# [Data for processing]
————————

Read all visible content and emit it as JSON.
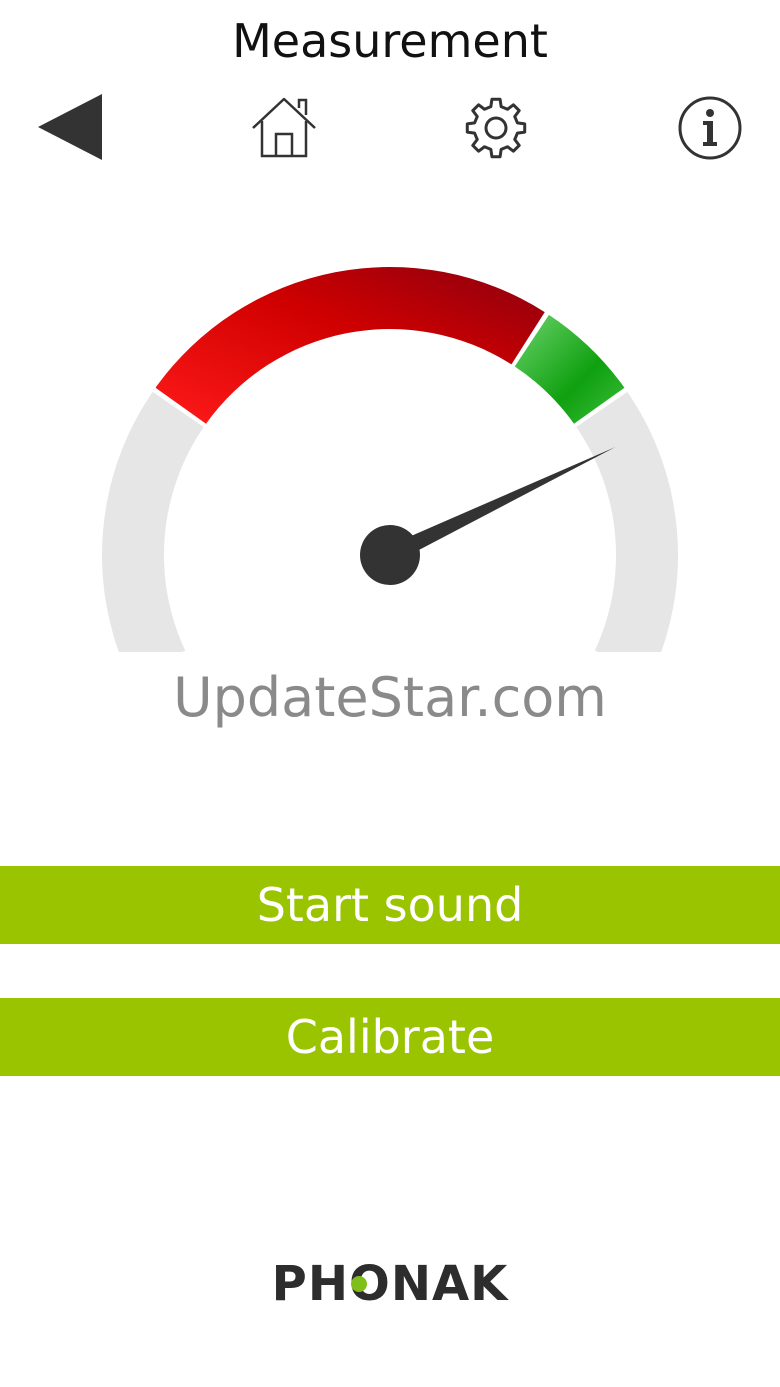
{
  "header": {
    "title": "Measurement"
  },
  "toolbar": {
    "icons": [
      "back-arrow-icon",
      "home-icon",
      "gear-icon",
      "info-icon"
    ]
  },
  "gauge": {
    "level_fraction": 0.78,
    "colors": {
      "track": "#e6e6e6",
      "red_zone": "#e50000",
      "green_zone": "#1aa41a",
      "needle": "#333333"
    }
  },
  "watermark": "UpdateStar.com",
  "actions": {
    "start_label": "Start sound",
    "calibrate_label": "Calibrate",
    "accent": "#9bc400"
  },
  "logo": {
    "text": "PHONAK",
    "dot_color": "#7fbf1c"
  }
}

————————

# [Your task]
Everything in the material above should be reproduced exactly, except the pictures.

# [Exercise output]
Read all visible content and emit it as JSON.
{
  "header": {
    "title": "Measurement"
  },
  "toolbar": {
    "icons": [
      "back-arrow-icon",
      "home-icon",
      "gear-icon",
      "info-icon"
    ]
  },
  "gauge": {
    "level_fraction": 0.78,
    "colors": {
      "track": "#e6e6e6",
      "red_zone": "#e50000",
      "green_zone": "#1aa41a",
      "needle": "#333333"
    }
  },
  "watermark": "UpdateStar.com",
  "actions": {
    "start_label": "Start sound",
    "calibrate_label": "Calibrate",
    "accent": "#9bc400"
  },
  "logo": {
    "text": "PHONAK",
    "dot_color": "#7fbf1c"
  }
}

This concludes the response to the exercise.